Health boards in Scotland are to be given a share of £1.7 million to deliver new standards for weight management services for children and young people. 

The Scottish government funding is part of a plan to halve the number of overweight under-18s by 2030 and reduce diet-related health inequalities.

It is a reaction to growing inequality in the levels of obesity between children in the wealthiest and poorest areas of Scotland.

The investment comes after NHS Health Scotland published standards for weight management services for under 18 year olds, to ensure quality and equal access to provision across the country.

Public Health Minister Joe FitzPatrick said: “We want children and families to have access to the appropriate support to achieve as healthy a weight as possible, no matter where they live.

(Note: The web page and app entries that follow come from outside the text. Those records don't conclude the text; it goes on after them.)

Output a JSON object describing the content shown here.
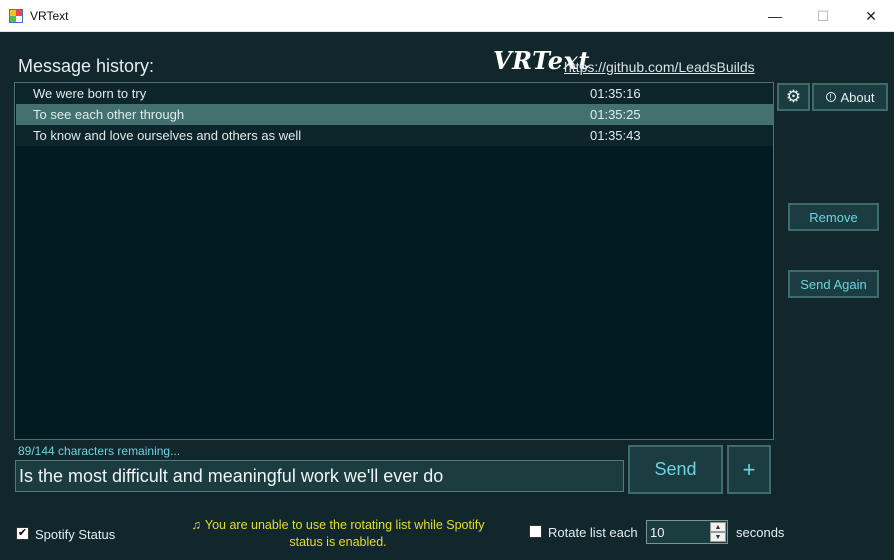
{
  "window": {
    "title": "VRText",
    "minimize_glyph": "—",
    "maximize_glyph": "☐",
    "close_glyph": "✕"
  },
  "header": {
    "history_label": "Message history:",
    "brand": "VRText",
    "link": "https://github.com/LeadsBuilds"
  },
  "history": [
    {
      "message": "We were born to try",
      "time": "01:35:16",
      "selected": false
    },
    {
      "message": "To see each other through",
      "time": "01:35:25",
      "selected": true
    },
    {
      "message": "To know and love ourselves and others as well",
      "time": "01:35:43",
      "selected": false
    }
  ],
  "side_buttons": {
    "settings_icon": "⚙",
    "about_icon": "!",
    "about_label": "About",
    "remove_label": "Remove",
    "send_again_label": "Send Again"
  },
  "input": {
    "chars_remaining": "89/144 characters remaining...",
    "value": "Is the most difficult and meaningful work we'll ever do",
    "send_label": "Send",
    "plus_label": "+"
  },
  "footer": {
    "spotify_checked": true,
    "spotify_label": "Spotify Status",
    "warning_icon": "♫",
    "warning_text": "You are unable to use the rotating list while Spotify status is enabled.",
    "rotate_checked": false,
    "rotate_label": "Rotate list each",
    "rotate_value": "10",
    "seconds_label": "seconds"
  },
  "colors": {
    "background": "#11272c",
    "list_background": "#021b22",
    "selected_row": "#43716e",
    "accent_text": "#6ed3e0",
    "warning_text": "#e6dc2c"
  }
}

“We are committed to supporting local partners across health and local government to develop ambitious and effective plans to prevent and reduce childhood obesity. Weight management services will be a vital component of effective action.”

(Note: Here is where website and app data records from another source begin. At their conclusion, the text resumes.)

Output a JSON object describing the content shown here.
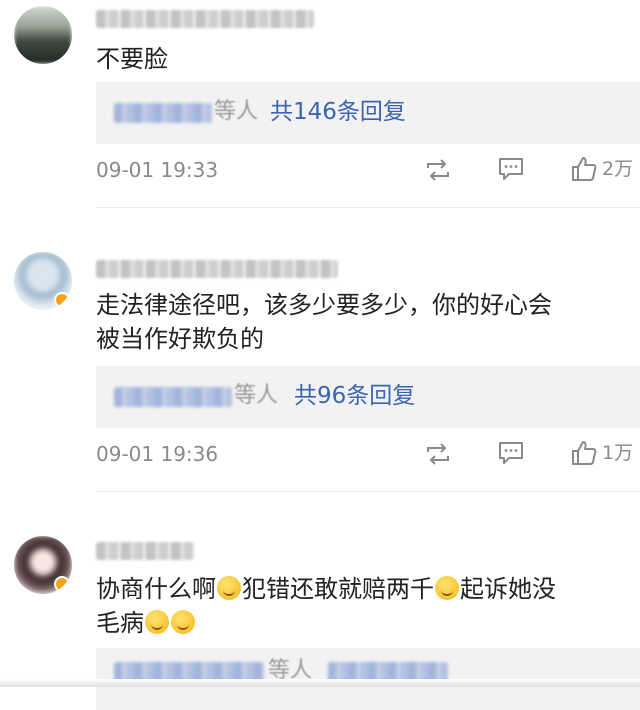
{
  "comments": [
    {
      "text_lines": [
        "不要脸"
      ],
      "reply_suffix": "等人",
      "reply_total": "共146条回复",
      "timestamp": "09-01 19:33",
      "likes": "2万"
    },
    {
      "text_lines": [
        "走法律途径吧，该多少要多少，你的好心会",
        "被当作好欺负的"
      ],
      "reply_suffix": "等人",
      "reply_total": "共96条回复",
      "timestamp": "09-01 19:36",
      "likes": "1万"
    },
    {
      "text_parts": [
        "协商什么啊",
        "犯错还敢就赔两千",
        "起诉她没"
      ],
      "text_line2": "毛病",
      "reply_suffix": "等人"
    }
  ],
  "icons": {
    "repost": "repost-icon",
    "comment": "comment-icon",
    "like": "thumbs-up-icon",
    "verified": "verified-badge-icon",
    "emoji": "grin-emoji-icon"
  },
  "colors": {
    "link_blue": "#3b65b3",
    "meta_gray": "#8a8a8a",
    "reply_bg": "#f2f2f2",
    "verified_orange": "#f2a416"
  }
}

Senior Health Improvement Officer at NHS Health Scotland Suzanne Connolly PhD said: “We all have a responsibility to work together to help people in Scotland to achieve and maintain a healthy weight.

“There is growing inequality in the prevalence of obesity between children in our wealthiest and poorest areas, and we have to address it.

“The standards published by NHS Health Scotland are designed to ensure that all children and young people in Scotland will receive the same high quality weight management support, informed by the best evidence available and good practice.”